'Rapid Resolution' has paid rapid dividends for city

Criminal justice reform has been a high priority in Georgia over the past few years, with some impressive results. Common-sense alternative sentencing policies have begun to ease the strain on overpopulated prisons and court caseloads.

If it has worked at the state level, why not try something similar closer to home?

Columbus has done just that. Back in the spring, a group attorneys, judges and others advocating something called the Rapid Resolution Initiative approached Columbus Council with the prediction that the program would not only help ease the population of the Muscogee County Jail, but could come close to paying for itself in the process. A yearly investment of $458,000, they estimated, would save about $440,000 in jail costs.

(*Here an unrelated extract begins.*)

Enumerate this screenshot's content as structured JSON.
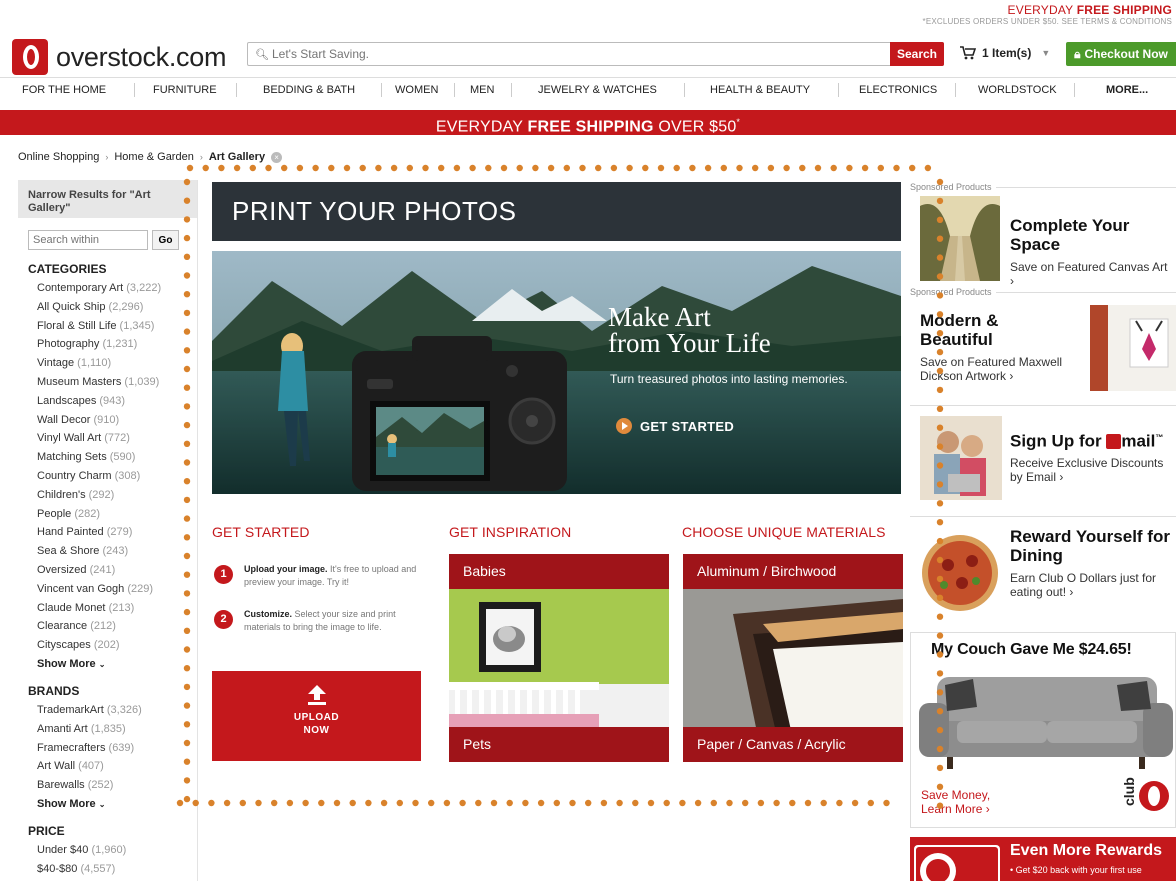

Council gave it a thumbs-up, and the Rapid Resolution Initiative officially began in July. The program is designed to do pretty much what its name says: It expedites the more straightforward cases through the process so a suspect or inmate can be freed, fined or transferred, if the case so warrants, rather than just languishing indefinitely (and expensively, and in some cases unjustly) in the jail.

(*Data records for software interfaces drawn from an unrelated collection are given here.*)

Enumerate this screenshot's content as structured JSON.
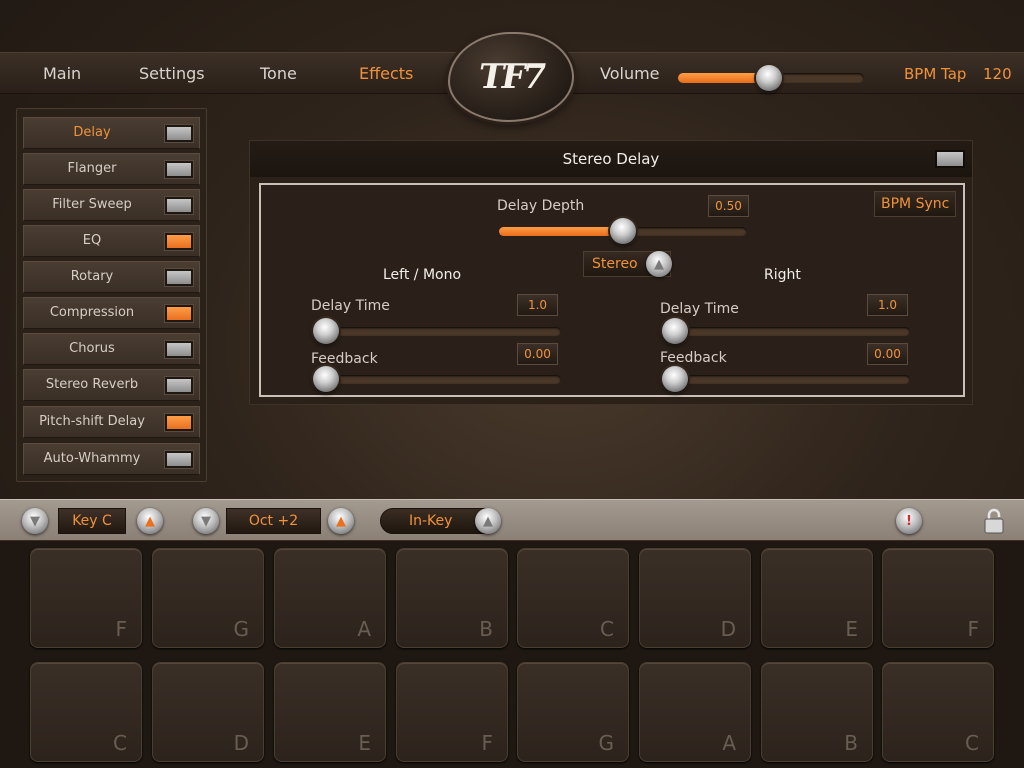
{
  "nav": {
    "items": [
      {
        "label": "Main"
      },
      {
        "label": "Settings"
      },
      {
        "label": "Tone"
      },
      {
        "label": "Effects",
        "active": true
      }
    ],
    "logo_text": "TF7",
    "volume_label": "Volume",
    "volume_level": 0.49,
    "bpm_tap_label": "BPM Tap",
    "bpm_value": "120"
  },
  "effects": {
    "items": [
      {
        "label": "Delay",
        "on": false,
        "selected": true
      },
      {
        "label": "Flanger",
        "on": false
      },
      {
        "label": "Filter Sweep",
        "on": false
      },
      {
        "label": "EQ",
        "on": true
      },
      {
        "label": "Rotary",
        "on": false
      },
      {
        "label": "Compression",
        "on": true
      },
      {
        "label": "Chorus",
        "on": false
      },
      {
        "label": "Stereo Reverb",
        "on": false
      },
      {
        "label": "Pitch-shift Delay",
        "on": true
      },
      {
        "label": "Auto-Whammy",
        "on": false
      }
    ]
  },
  "panel": {
    "title": "Stereo Delay",
    "enabled": false,
    "delay_depth_label": "Delay Depth",
    "delay_depth_value": "0.50",
    "delay_depth_level": 0.5,
    "bpm_sync_label": "BPM Sync",
    "stereo_label": "Stereo",
    "left": {
      "heading": "Left / Mono",
      "delay_time_label": "Delay Time",
      "delay_time_value": "1.0",
      "delay_time_level": 0.0,
      "feedback_label": "Feedback",
      "feedback_value": "0.00",
      "feedback_level": 0.0
    },
    "right": {
      "heading": "Right",
      "delay_time_label": "Delay Time",
      "delay_time_value": "1.0",
      "delay_time_level": 0.0,
      "feedback_label": "Feedback",
      "feedback_value": "0.00",
      "feedback_level": 0.0
    }
  },
  "keybar": {
    "key_label": "Key C",
    "octave_label": "Oct +2",
    "inkey_label": "In-Key",
    "alert_glyph": "!"
  },
  "pads": {
    "row1": [
      "F",
      "G",
      "A",
      "B",
      "C",
      "D",
      "E",
      "F"
    ],
    "row2": [
      "C",
      "D",
      "E",
      "F",
      "G",
      "A",
      "B",
      "C"
    ]
  },
  "colors": {
    "accent": "#f0923a",
    "toggle_on": "#f47e2b",
    "toggle_off": "#b8b8b8"
  }
}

The early results -- early as in less than half the year for which the city put up the money -- are beyond the most optimistic predictions. Council was told at this week's regular meeting that Rapid Resolution has already saved about $406,000 in direct jail costs, and an amount in jail medical costs to zero out the rest of what the city budgeted for the program.

Not surprisingly, it's getting stellar reviews from both sides of the criminal justice "aisle." District Attorney Julia Slater said one of the effects of the program's success has been greater efficiency in her office. In "victim cases," she said, quicker resolution means "if there is restitution that is owed, we can get an order on those cases."

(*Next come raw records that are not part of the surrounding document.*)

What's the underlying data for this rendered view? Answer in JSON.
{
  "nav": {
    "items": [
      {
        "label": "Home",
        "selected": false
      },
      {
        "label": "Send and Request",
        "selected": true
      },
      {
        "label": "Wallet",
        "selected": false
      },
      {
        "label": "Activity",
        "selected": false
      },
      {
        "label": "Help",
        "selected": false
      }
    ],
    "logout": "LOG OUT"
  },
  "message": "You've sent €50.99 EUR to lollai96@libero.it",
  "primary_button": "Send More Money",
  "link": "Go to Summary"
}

Chief Assistant Public Defender Steve Craft, who along with Chief Superior Court Judge Gil McBride and others helped design the program, told council that in the four and a half months of operation, Rapid Resolution has dealt with almost 300 cases that were processed in an average of 43 days - less than one-fifth the time it would otherwise have taken. He estimated that Rapid Response has already saved Columbus the equivalent of 400 jail days, at more than $10 a day, times the number of cases.

It has also resulted in a Muscogee County Jail inmate population that has not been at maximum capacity since the program began.

The obvious (and legitimate) concern, as there always is with matters of crime and punishment, is the danger of a turnstile system more concerned with savings than with safety - or, as Craft put it, a "catch-and-release" program.

So far, he said, fewer than 1 percent of those processed through Rapid Resolution have come back into the system. Even with a small sample, that's an encouragingly small number.